The UN report referred to at the start of this article accuses Rwanda of supplying ammunition, guns, healthcare, training and new recruits to M23 alongside other militia groups in the region. James Kabarebe, Rwanda’s Defence Minister General, is said to have played a prominent role in organising support for the rebels. Allegedly, Nkunda, supposedly incarcerated in Gisenyi, has attended several M23 meetings.
Revelations of Rwandan support for Tutsi rebels in the DRC do not represent a new trend. It seems likely that such patterns of involvement will continue whilst the Congolese state has little control over the Kivus. Such a vacuum of power offers opportunities for those that benefit from insecurity, whether they are Hutu rebels, or members of the Rwandan armed forces in pursuit of personal enrichment.
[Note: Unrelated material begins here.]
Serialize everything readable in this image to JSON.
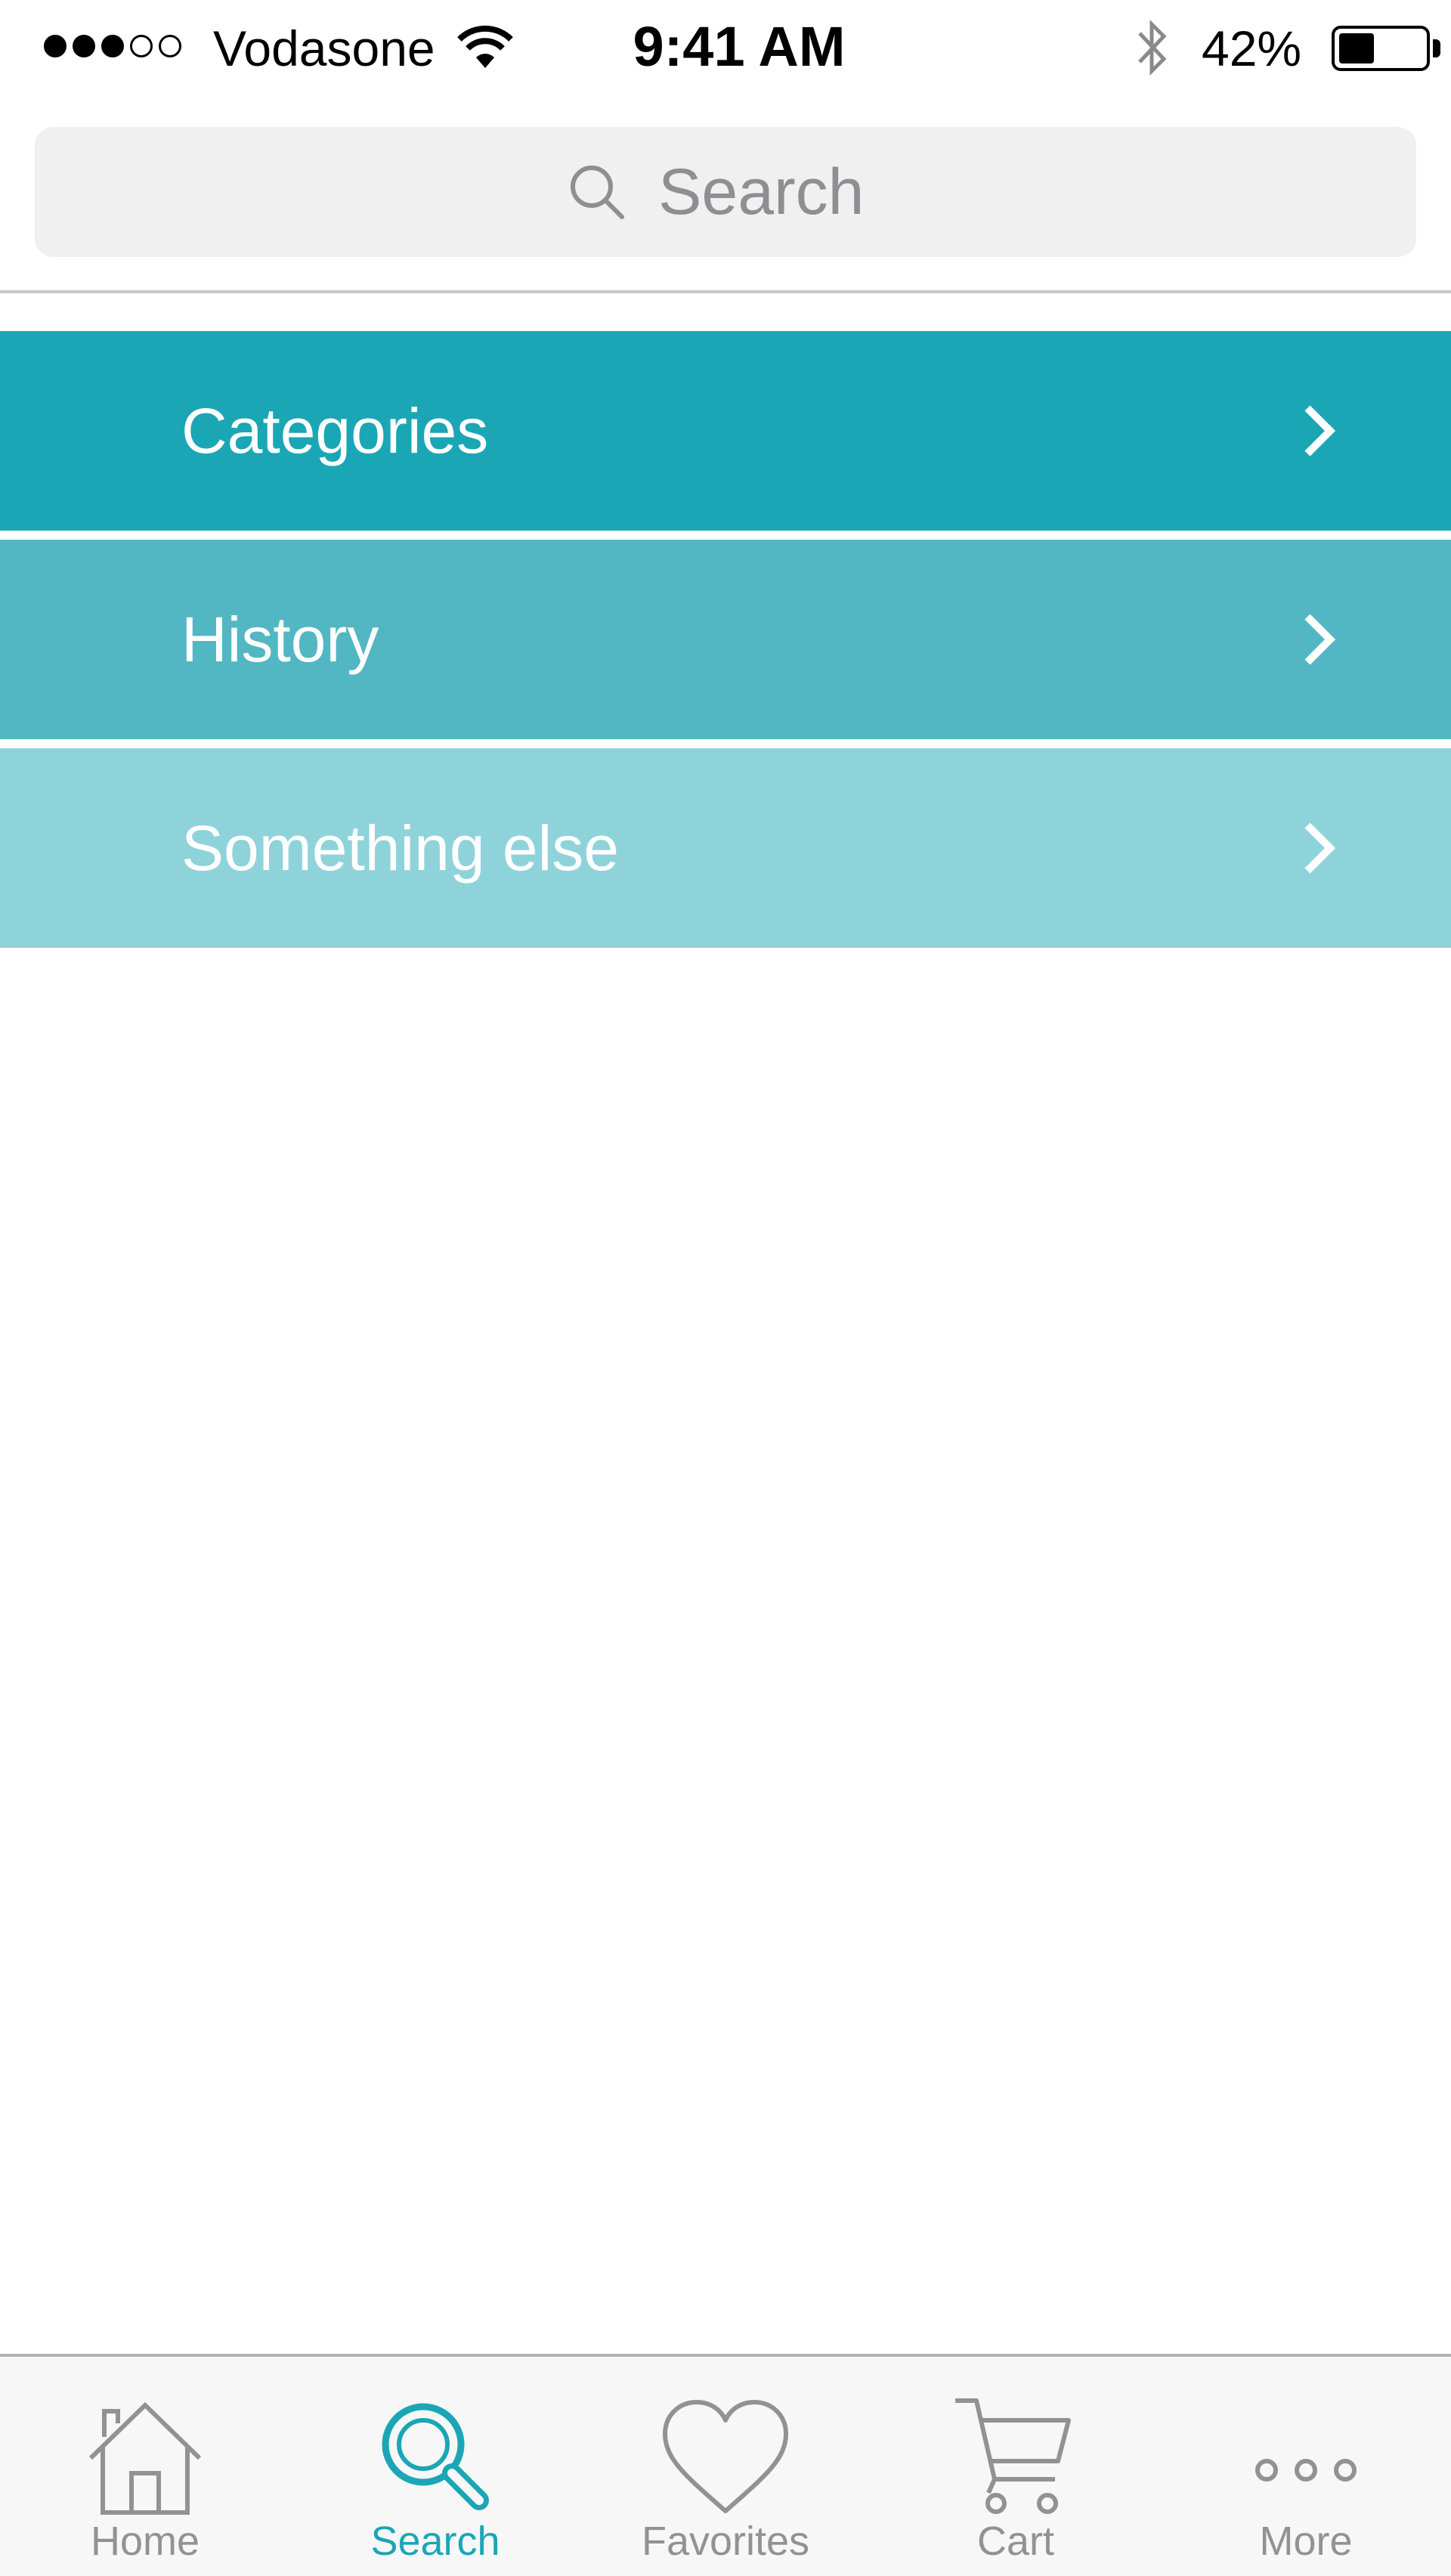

National Congress for the Defence of the People, (CNDP)
Rebel group formed in 2007 by Laurent Nkunda. The movement controlled large parts of North Kivu until 2009. Setting up an alternative government, the CNDP proclaimed its intention to deliver community projects and its intention to protect the Congolese Tutsi. In 2009, leadership was taken over by Bosco Ntaganda and CNDP troops were integrated into FARDC. The bulk of M23 members are former CNDP fighters.
Rally for Congolese Democracy – Goma, (RCD – Goma)
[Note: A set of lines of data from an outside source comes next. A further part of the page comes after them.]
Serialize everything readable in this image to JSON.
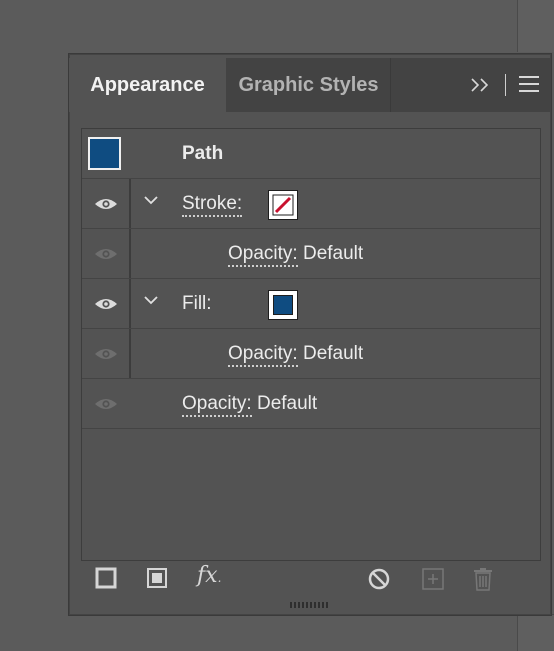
{
  "tabs": [
    {
      "label": "Appearance",
      "active": true
    },
    {
      "label": "Graphic Styles",
      "active": false
    }
  ],
  "icons": {
    "expand": "double-chevron-right-icon",
    "menu": "hamburger-menu-icon",
    "eye": "eye-icon",
    "chevron": "chevron-down-icon"
  },
  "object": {
    "label": "Path",
    "swatch_color": "#0f4c81"
  },
  "rows": {
    "stroke_label": "Stroke:",
    "stroke_opacity_label": "Opacity:",
    "stroke_opacity_value": "Default",
    "fill_label": "Fill:",
    "fill_color": "#0f4c81",
    "fill_opacity_label": "Opacity:",
    "fill_opacity_value": "Default",
    "object_opacity_label": "Opacity:",
    "object_opacity_value": "Default"
  },
  "bottom_tools": {
    "fx_label": "fx"
  },
  "colors": {
    "none_slash": "#c8102e",
    "panel_bg": "#535353"
  }
}
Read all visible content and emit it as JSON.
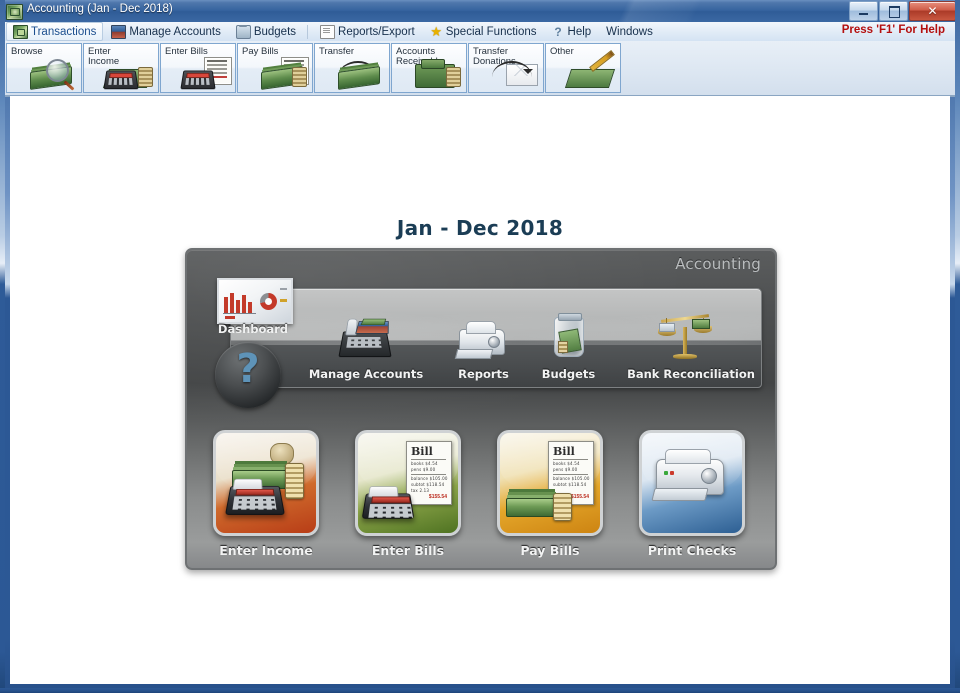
{
  "window": {
    "title": "Accounting (Jan - Dec 2018)",
    "title_icon": "money-icon",
    "controls": {
      "minimize": "minimize-button",
      "maximize": "maximize-button",
      "close_label": "✕"
    }
  },
  "menubar": {
    "items": [
      {
        "label": "Transactions",
        "icon": "money-icon",
        "active": true
      },
      {
        "label": "Manage Accounts",
        "icon": "books-icon",
        "active": false
      },
      {
        "label": "Budgets",
        "icon": "jar-icon",
        "active": false
      },
      {
        "label": "Reports/Export",
        "icon": "page-icon",
        "active": false
      },
      {
        "label": "Special Functions",
        "icon": "star-icon",
        "active": false
      },
      {
        "label": "Help",
        "icon": "help-icon",
        "active": false
      },
      {
        "label": "Windows",
        "icon": "none",
        "active": false
      }
    ],
    "help_hint": "Press 'F1' For Help"
  },
  "toolbar": {
    "buttons": [
      {
        "label": "Browse",
        "icon": "browse-magnifier-icon"
      },
      {
        "label": "Enter Income",
        "icon": "enter-income-icon"
      },
      {
        "label": "Enter Bills",
        "icon": "enter-bills-icon"
      },
      {
        "label": "Pay Bills",
        "icon": "pay-bills-icon"
      },
      {
        "label": "Transfer",
        "icon": "transfer-arrow-icon"
      },
      {
        "label": "Accounts Receivable",
        "icon": "accounts-receivable-icon"
      },
      {
        "label": "Transfer Donations",
        "icon": "transfer-donations-icon"
      },
      {
        "label": "Other",
        "icon": "other-pencil-icon"
      }
    ]
  },
  "main": {
    "period_title": "Jan - Dec 2018",
    "dashboard": {
      "header": "Accounting",
      "dashboard_button": {
        "label": "Dashboard",
        "icon": "dashboard-chart-icon"
      },
      "help_orb": {
        "label": "?",
        "icon": "question-mark-icon"
      },
      "shelf_items": [
        {
          "label": "Manage Accounts",
          "icon": "cash-register-icon"
        },
        {
          "label": "Reports",
          "icon": "printer-icon"
        },
        {
          "label": "Budgets",
          "icon": "money-jar-icon"
        },
        {
          "label": "Bank Reconciliation",
          "icon": "balance-scale-icon"
        }
      ],
      "tiles": [
        {
          "label": "Enter Income",
          "icon": "income-calculator-icon",
          "color": "#b83d17"
        },
        {
          "label": "Enter Bills",
          "icon": "bill-calculator-icon",
          "color": "#4f7322"
        },
        {
          "label": "Pay Bills",
          "icon": "pay-bills-cash-icon",
          "color": "#cd8412"
        },
        {
          "label": "Print Checks",
          "icon": "printer-icon",
          "color": "#2d5f93"
        }
      ],
      "bill_detail": {
        "title": "Bill",
        "line1": "books    $4.54",
        "line2": "pens     $9.00",
        "line3": "balance $105.00",
        "line4": "subtot  $118.54",
        "line5": "tax        2.13",
        "total": "$155.54"
      }
    }
  },
  "colors": {
    "titlebar_blue": "#35639e",
    "help_red": "#b40f0f",
    "period_title": "#1b3d55",
    "panel_gray": "#4e5051",
    "accent_blue": "#5e93b8"
  }
}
The RCD formed the basis of the rebellion that sparked the Second Congo War. In 1999, the movement split into two factions: RCD – Goma and RCD – Liberation Movement. These were supported by Rwanda and Uganda respectively until around 2003. RCD – Goma is also a political party. Its representative, Azarias Ruberwa served as Vice President of the DRC until the 2006 elections. The party has had little success since.
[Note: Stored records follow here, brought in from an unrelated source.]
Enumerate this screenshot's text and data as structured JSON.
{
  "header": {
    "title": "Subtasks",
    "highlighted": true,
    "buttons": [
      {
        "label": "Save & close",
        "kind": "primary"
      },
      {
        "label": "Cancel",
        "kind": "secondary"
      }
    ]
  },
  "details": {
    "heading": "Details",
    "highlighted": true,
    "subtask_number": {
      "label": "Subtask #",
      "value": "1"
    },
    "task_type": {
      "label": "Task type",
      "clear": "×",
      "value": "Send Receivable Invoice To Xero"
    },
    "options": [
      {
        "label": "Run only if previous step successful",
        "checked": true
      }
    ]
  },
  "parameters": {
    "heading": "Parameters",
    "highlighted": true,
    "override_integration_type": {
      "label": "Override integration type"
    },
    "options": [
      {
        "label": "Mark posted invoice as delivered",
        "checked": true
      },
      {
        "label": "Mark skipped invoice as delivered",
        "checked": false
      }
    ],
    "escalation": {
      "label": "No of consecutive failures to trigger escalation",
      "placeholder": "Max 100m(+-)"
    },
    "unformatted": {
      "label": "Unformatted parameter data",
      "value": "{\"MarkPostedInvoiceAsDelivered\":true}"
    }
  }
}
The Democratic Forces for the Liberation of Rwanda – (FDLR)
A Hutu militia formed in 2000, the FDLR counts former genocidaires amongst its number. The group is the descendant of the Hutu Power movement that fled Rwanda after the victory of the RPF in 1994. The FDLR is a declining, yet considerable military presence in the Kivus. It targets Congolese Tutsi communities and hopes, someday, to return to power in Rwanda.
Mai Mai militias
The Mai Mai refer, not to one militia specifically, but to the many indigenous Congolese armed groups active in eastern Congo. These groups are largely concerned about local antagonisms such as access to land. They are notorious for the fickle nature of their allegiances.
Congolese Tutsi and former rebel leader, Nkunda has served with the RPA, AFDL and RCD. Following the Second Congo War, the Global and All-Inclusive Agreement attempted to integrate rebel groups into the Congolese armed forces. Nkunda refused, citing safety fears. He retreated into the hills of North Kivu with Tutsi troops. Nkunda controlled large swathes of North Kivu, setting up an alternative government. In 2009, he was arrested by the Rwandan military.
Currently Rwandan Minister for Defence, James Kabarebe has been a senior figure in the Rwandan military for many years. Kabarebe was the commanding officer of the AFDL in 1996-7. Allegedly, he has played a significant role in orchestrating support for M23.
In 1998, Kabarebe is rumoured to have been involved in a failed attempt to assassinate Laurent – Désiré Kabila.
Nicknamed ‘the Terminator’ for his brutality, Bosco Ntaganda is wanted by the ICC for crimes committed in Ituri between 2002 and 2003. Ntaganda took control of the CNDP in 2009 as part of a Rwandan – Congolese deal that saw the arrest of Nkunda. He is thought to be leading the M23 rebellion. Ntaganda is a Congolese Tutsi and former member of the RPA.
William Macpherson has previously written for Think Africa Press.